The Arlington City Council recently approved a construction contract for up to $9.2 million with Steele & Freeman, which has built two other fire stations within the city. Arlington voters approved funding to rebuild the City’s oldest fire station as part of the 2014 Bond Program.
The two-story, 17,667-square-foot station will replace the existing Fire Station No. 1, which originally opened in 1954 and has gone through various remodels over the decades. Fire Department response times are not expected to be affected during demolition of the existing building and construction of the new station, which is set to open in 2023, Assistant Fire Chief Jonathan Ingols said. Fire Station No. 1 crews will temporarily work from nearby fire stations No. 3 and No. 4.
The future facility is designed to provide a better work and living space for Arlington’s firefighters. Features will include five larger, drive-thru apparatus bays that can hold more equipment, training areas and indoor and outdoor kennels for the Fire Department’s K9 Unit, a full kitchen and a dining room, and various offices.
The station will also include a public space for community events and meetings as well as a museum area where residents can learn about the Arlington Fire Department’s history and accomplishments and see historical items up close, such as an antique fire engine.
“It’s going to have a community center where citizens can come and see some of the history of the Fire Department and be more active with us, Ingols said. “All in all, we are trying to put a building together that is going to be more efficient and better for the citizens and the firefighters who work here.”
Living quarters for the station’s three shift crews, who each spend 24 hours working from the Downtown station, will also be an improvement. Firefighters on shift will no longer have to share an open dormitory space. The second story of the new station will offer 12 private dorm rooms and separate men’s and women’s bathrooms with showers.
The new station’s design also includes several energy-saving features, including Low-E windows with a solar ban coating, a mechanical system with variable refrigerant volume, low-flow plumbing fixtures, and native landscaping that requires minimal irrigation systems.
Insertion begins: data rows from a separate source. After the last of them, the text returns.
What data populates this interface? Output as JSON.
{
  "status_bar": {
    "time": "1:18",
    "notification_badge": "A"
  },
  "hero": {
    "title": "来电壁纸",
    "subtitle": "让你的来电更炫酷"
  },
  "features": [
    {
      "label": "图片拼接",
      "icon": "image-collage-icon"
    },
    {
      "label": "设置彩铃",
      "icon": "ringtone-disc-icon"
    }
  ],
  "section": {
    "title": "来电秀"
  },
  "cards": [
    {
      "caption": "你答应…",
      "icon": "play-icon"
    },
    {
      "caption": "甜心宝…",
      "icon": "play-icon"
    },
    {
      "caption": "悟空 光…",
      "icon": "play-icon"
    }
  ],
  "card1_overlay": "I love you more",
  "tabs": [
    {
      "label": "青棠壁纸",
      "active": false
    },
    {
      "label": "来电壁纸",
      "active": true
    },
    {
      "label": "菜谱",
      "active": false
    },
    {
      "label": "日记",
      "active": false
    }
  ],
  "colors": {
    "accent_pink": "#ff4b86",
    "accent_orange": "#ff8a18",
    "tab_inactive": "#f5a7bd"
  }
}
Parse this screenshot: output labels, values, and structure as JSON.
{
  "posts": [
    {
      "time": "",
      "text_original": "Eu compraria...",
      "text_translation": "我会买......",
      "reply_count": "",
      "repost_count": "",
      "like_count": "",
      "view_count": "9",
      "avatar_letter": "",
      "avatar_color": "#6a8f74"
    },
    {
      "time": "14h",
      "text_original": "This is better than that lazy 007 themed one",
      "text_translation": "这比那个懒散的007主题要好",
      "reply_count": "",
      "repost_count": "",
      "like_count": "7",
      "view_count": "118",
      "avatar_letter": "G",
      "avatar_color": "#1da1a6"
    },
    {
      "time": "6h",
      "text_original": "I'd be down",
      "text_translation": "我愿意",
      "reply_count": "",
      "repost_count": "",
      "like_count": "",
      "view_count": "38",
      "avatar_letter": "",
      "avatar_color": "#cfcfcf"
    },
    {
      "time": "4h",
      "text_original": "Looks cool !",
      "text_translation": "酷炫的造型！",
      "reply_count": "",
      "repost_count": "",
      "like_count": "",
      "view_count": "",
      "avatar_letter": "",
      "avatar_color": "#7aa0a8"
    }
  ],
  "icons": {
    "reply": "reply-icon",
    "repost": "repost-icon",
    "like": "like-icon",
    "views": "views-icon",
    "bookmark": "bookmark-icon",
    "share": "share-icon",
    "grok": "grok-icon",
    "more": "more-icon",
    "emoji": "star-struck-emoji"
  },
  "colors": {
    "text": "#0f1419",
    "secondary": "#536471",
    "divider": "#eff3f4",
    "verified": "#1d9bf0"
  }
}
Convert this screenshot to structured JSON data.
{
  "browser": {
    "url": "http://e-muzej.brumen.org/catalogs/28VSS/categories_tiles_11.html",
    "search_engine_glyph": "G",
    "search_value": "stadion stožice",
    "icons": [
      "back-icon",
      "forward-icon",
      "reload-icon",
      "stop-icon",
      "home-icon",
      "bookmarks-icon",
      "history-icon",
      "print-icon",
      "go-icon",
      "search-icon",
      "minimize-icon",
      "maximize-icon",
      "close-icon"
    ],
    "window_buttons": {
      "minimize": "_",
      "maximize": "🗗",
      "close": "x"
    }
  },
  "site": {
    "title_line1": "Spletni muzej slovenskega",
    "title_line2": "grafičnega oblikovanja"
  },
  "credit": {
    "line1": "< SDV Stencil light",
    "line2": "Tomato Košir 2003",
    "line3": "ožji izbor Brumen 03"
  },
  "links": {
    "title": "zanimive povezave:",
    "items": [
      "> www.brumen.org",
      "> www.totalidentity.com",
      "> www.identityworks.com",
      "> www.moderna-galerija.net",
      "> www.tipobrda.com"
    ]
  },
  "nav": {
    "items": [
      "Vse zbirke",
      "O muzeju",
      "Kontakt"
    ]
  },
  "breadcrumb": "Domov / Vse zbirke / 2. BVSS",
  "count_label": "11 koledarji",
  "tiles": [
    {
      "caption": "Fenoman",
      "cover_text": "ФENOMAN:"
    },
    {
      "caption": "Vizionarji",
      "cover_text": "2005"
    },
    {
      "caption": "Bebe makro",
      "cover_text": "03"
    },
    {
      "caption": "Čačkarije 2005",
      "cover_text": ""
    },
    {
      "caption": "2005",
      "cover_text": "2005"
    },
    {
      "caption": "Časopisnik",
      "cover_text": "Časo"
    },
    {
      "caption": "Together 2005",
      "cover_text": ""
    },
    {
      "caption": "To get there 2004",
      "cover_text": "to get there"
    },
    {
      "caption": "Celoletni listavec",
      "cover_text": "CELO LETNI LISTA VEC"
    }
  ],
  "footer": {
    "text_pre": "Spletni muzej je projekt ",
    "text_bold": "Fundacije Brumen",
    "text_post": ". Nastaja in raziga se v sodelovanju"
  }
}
Want to learn more about the projectsapproved by Arlington voters in the City’s bond elections? Check out the Bond Tracker webpage for maps, project timelines, articles, and more.